Read the full report: Question 2: New Rules for Dental Insurance
Question 3: Alcohol Sales at Chain Stores
Anyone looking to sell alcohol in Massachusetts needs a license, and these licenses are tightly controlled — both by the state and by individual cities and towns.
Ballot Question 3 asks voters whether to change today’s licensing rules, giving chain stores the opportunity to sell beer and wine in more locations while limiting their ability to amass liquor licenses. Question 3 would also selectively raise the fines for violations such as selling alcohol to minors.
It’s the latest front in an ongoing battle to shape Massachusetts’ policies around alcohol sales. And as part of our mission to help voters assess the costs, benefits, and risks of all state ballot questions, we have analyzed this initiative and found that:
- Question 3 would allow some chain stores to start selling beer and wine in more locations. But the overall impact on alcohol sales and consumption in Massachusetts would be quite limited — especially as there would be no change in licensing rules for bars and restaurants.
- Individual cities and towns would maintain the authority to limit licenses in their jurisdictions, which could complicate efforts by chain stores to expand beer and wine sales under this initiative.
- The new system for imposing fines would have a disproportionate effect on retailers that sell alcohol alongside other goods (like a supermarket or convenience store). This creates a powerful disincentive against illegal sales but may also raise fairness concerns.
- Whatever voters decide on Question 3, the broader fight over alcohol sales in Massachusetts is likely to continue, with more expansive ballot questions in the years ahead.
Read the full report: Question 3: Alcohol Sales at Chain Stores
Question 4: Driver's Licenses for Unauthorized Immigrants
Earlier this year, Massachusetts legislators passed a law allowing unauthorized immigrants to apply for state-issued driver’s licenses.

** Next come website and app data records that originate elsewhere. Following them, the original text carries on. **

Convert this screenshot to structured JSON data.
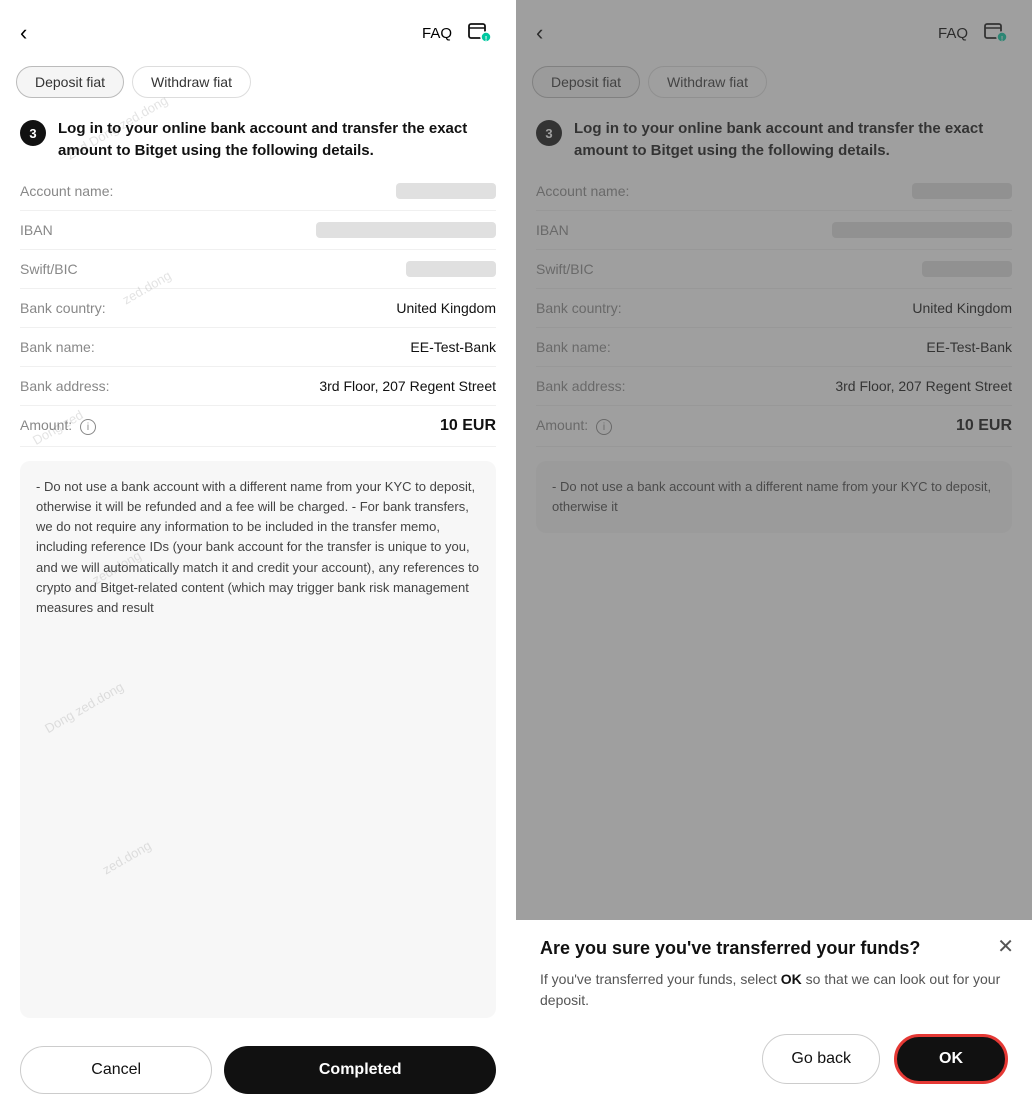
{
  "left": {
    "back_icon": "‹",
    "faq": "FAQ",
    "tabs": [
      {
        "label": "Deposit fiat",
        "active": true
      },
      {
        "label": "Withdraw fiat",
        "active": false
      }
    ],
    "step_number": "3",
    "step_text": "Log in to your online bank account and transfer the exact amount to Bitget using the following details.",
    "details": [
      {
        "label": "Account name:",
        "value": "blurred",
        "value_type": "blurred_short"
      },
      {
        "label": "IBAN",
        "value": "blurred",
        "value_type": "blurred_long"
      },
      {
        "label": "Swift/BIC",
        "value": "blurred",
        "value_type": "blurred_medium"
      },
      {
        "label": "Bank country:",
        "value": "United Kingdom",
        "value_type": "text"
      },
      {
        "label": "Bank name:",
        "value": "EE-Test-Bank",
        "value_type": "text"
      },
      {
        "label": "Bank address:",
        "value": "3rd Floor, 207 Regent Street",
        "value_type": "text"
      },
      {
        "label": "Amount:",
        "value": "10 EUR",
        "value_type": "bold",
        "has_info": true
      }
    ],
    "notice": "- Do not use a bank account with a different name from your KYC to deposit, otherwise it will be refunded and a fee will be charged.\n\n- For bank transfers, we do not require any information to be included in the transfer memo, including reference IDs (your bank account for the transfer is unique to you, and we will automatically match it and credit your account), any references to crypto and Bitget-related content (which may trigger bank risk management measures and result",
    "cancel_btn": "Cancel",
    "completed_btn": "Completed"
  },
  "right": {
    "back_icon": "‹",
    "faq": "FAQ",
    "tabs": [
      {
        "label": "Deposit fiat",
        "active": true
      },
      {
        "label": "Withdraw fiat",
        "active": false
      }
    ],
    "step_number": "3",
    "step_text": "Log in to your online bank account and transfer the exact amount to Bitget using the following details.",
    "details": [
      {
        "label": "Account name:",
        "value": "blurred",
        "value_type": "blurred_short"
      },
      {
        "label": "IBAN",
        "value": "blurred",
        "value_type": "blurred_long"
      },
      {
        "label": "Swift/BIC",
        "value": "blurred",
        "value_type": "blurred_medium"
      },
      {
        "label": "Bank country:",
        "value": "United Kingdom",
        "value_type": "text"
      },
      {
        "label": "Bank name:",
        "value": "EE-Test-Bank",
        "value_type": "text"
      },
      {
        "label": "Bank address:",
        "value": "3rd Floor, 207 Regent Street",
        "value_type": "text"
      },
      {
        "label": "Amount:",
        "value": "10 EUR",
        "value_type": "bold",
        "has_info": true
      }
    ],
    "notice_partial": "- Do not use a bank account with a different name from your KYC to deposit, otherwise it",
    "modal": {
      "close_icon": "✕",
      "title": "Are you sure you've transferred your funds?",
      "body_start": "If you've transferred your funds, select ",
      "body_bold": "OK",
      "body_end": " so that we can look out for your deposit.",
      "go_back_btn": "Go back",
      "ok_btn": "OK"
    }
  }
}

Now, with Ballot Question 4, voters are being asked to either affirm or annul the law before it can take effect.
At its core, Question 4 is about the rights we afford to unauthorized immigrants living in our state. What kinds of support and recognition should they receive? And what aspects of American life should be preserved for citizens and legal residents?
Currently in Massachusetts, unauthorized immigrants can attend public schools, obtain free school meals, receive some housing assistance, and qualify for public health services like vaccinations. But they are not allowed to vote, claim unemployment benefits, or participate in many federal programs like Medicaid or food stamps.
Question 4 lets voters decide where driver’s licenses fit in this broader picture, weighing issues like the safety of our transportation system and the impact on immigrants’ daily lives.
As part of our commitment to help voters understand state ballot questions, we have examined the text of this new law, reviewed relevant research, and spoken with experts and advocates on both sides of the issue.
We found that:
- Offering licenses to unauthorized immigrants will encourage them to purchase cars, get insurance, and receive the training needed to pass a road test. What is more, it will reduce pressure to avoid police and publicly safety officers out of fear that simple traffic enforcement could lead to deportation.
- State-issued driver’s licenses would not alter people’s immigration status or expand access to other benefits. However, they would offer some new legitimacy to unauthorized immigrants. Whether this is appropriate is a major part of what voters are being asked to decide.
- While questions have been raised about the technical challenges of offering driver’s licenses to unauthorized immigrants, Massachusetts should be able to accomplish this in a way that sufficiently verifies a person’s identity and prevents any accidental voter registration, just as 16 other states already do.
- Despite some safeguards, it’s still possible that a program of licenses for unauthorized immigrants could be used to identify and track people in future.
Read the full report: Question 4: Driver's Licenses for Unauthorized Immigrants